* [Exercise materials]
- Opening Delimiter -

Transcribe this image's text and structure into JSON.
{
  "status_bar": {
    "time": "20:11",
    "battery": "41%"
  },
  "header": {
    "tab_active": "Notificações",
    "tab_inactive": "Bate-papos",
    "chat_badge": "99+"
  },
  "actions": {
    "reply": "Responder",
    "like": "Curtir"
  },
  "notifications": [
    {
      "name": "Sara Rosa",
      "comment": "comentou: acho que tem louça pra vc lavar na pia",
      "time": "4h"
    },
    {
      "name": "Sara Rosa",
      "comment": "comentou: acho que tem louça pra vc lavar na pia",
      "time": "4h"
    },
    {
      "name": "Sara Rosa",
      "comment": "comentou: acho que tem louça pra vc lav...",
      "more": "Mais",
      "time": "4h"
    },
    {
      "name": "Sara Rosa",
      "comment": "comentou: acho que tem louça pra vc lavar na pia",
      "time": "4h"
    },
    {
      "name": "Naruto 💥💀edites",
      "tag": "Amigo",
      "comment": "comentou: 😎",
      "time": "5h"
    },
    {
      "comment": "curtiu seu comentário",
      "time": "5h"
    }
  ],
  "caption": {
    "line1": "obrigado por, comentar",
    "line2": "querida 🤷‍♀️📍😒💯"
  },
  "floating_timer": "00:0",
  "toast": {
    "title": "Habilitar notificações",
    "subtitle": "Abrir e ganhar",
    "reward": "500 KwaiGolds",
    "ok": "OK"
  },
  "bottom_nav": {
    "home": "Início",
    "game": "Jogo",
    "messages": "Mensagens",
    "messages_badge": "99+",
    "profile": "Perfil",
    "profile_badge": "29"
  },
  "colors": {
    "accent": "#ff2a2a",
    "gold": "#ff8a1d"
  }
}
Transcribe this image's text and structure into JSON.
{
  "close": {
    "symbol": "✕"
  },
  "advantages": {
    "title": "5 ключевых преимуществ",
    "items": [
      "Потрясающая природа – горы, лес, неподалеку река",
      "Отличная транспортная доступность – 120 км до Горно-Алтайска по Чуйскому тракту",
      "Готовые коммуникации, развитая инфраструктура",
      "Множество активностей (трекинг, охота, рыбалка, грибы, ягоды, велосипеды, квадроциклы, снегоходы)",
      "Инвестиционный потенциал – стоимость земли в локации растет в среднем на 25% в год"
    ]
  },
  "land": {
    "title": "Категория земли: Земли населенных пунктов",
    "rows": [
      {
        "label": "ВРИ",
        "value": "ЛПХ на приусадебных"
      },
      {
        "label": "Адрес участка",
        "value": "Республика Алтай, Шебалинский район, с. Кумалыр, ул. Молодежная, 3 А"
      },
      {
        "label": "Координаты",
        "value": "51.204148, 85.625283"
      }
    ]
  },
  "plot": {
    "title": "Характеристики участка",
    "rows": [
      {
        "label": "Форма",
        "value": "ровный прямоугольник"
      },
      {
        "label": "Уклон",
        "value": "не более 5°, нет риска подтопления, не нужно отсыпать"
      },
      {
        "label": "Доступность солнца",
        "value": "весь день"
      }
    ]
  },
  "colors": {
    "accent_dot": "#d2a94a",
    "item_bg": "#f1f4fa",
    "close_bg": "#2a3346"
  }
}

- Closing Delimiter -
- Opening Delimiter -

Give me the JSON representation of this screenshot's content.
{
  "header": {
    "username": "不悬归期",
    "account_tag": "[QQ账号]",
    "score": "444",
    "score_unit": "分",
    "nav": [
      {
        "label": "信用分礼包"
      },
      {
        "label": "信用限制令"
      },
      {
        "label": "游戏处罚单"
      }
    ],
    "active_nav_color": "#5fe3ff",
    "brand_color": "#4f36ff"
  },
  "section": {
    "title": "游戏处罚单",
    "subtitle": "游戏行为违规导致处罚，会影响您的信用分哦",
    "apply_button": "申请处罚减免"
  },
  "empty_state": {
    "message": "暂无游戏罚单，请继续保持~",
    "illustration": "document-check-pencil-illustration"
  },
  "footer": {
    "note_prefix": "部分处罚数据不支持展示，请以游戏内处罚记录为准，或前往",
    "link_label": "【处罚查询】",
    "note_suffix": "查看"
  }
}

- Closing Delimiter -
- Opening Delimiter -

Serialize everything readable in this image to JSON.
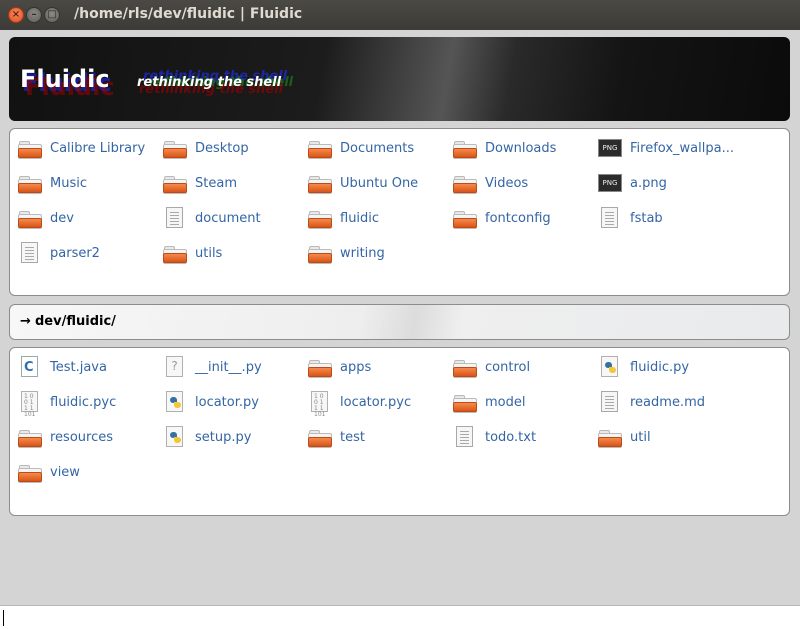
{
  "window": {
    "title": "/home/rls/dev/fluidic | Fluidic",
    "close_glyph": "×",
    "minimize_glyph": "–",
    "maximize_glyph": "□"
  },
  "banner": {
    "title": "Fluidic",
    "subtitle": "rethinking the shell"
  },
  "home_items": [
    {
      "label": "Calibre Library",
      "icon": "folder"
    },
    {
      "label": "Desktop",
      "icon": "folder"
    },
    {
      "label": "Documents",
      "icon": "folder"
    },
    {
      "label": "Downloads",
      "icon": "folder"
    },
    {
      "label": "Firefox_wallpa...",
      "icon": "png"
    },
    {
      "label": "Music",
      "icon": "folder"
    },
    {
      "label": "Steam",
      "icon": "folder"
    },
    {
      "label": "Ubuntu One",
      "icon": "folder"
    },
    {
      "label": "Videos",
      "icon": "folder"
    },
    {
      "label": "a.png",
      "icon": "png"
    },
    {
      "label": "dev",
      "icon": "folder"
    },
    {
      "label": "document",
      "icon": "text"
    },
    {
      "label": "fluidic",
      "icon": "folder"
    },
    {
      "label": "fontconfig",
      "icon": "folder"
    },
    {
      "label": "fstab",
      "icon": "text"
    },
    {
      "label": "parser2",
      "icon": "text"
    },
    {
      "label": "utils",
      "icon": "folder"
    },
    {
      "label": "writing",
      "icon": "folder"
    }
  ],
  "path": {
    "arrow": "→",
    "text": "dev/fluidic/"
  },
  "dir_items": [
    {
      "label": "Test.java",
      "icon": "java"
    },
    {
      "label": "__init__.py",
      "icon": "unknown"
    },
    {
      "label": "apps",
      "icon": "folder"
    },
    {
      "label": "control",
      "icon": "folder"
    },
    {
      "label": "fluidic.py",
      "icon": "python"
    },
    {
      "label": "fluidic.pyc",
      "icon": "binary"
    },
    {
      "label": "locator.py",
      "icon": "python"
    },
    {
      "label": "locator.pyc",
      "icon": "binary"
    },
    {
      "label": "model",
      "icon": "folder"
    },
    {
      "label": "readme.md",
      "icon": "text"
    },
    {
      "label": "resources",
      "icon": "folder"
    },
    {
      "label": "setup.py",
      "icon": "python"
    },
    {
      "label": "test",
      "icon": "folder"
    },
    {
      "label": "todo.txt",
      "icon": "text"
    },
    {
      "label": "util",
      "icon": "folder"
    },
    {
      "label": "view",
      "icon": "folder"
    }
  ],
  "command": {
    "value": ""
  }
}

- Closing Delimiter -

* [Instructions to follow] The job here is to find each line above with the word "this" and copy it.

* [Solution below]
Transcribe this image's text and structure into JSON.
Transcribe this image's text and structure into JSON.
Give me the JSON representation of this screenshot's content.
Serialize everything readable in this image to JSON.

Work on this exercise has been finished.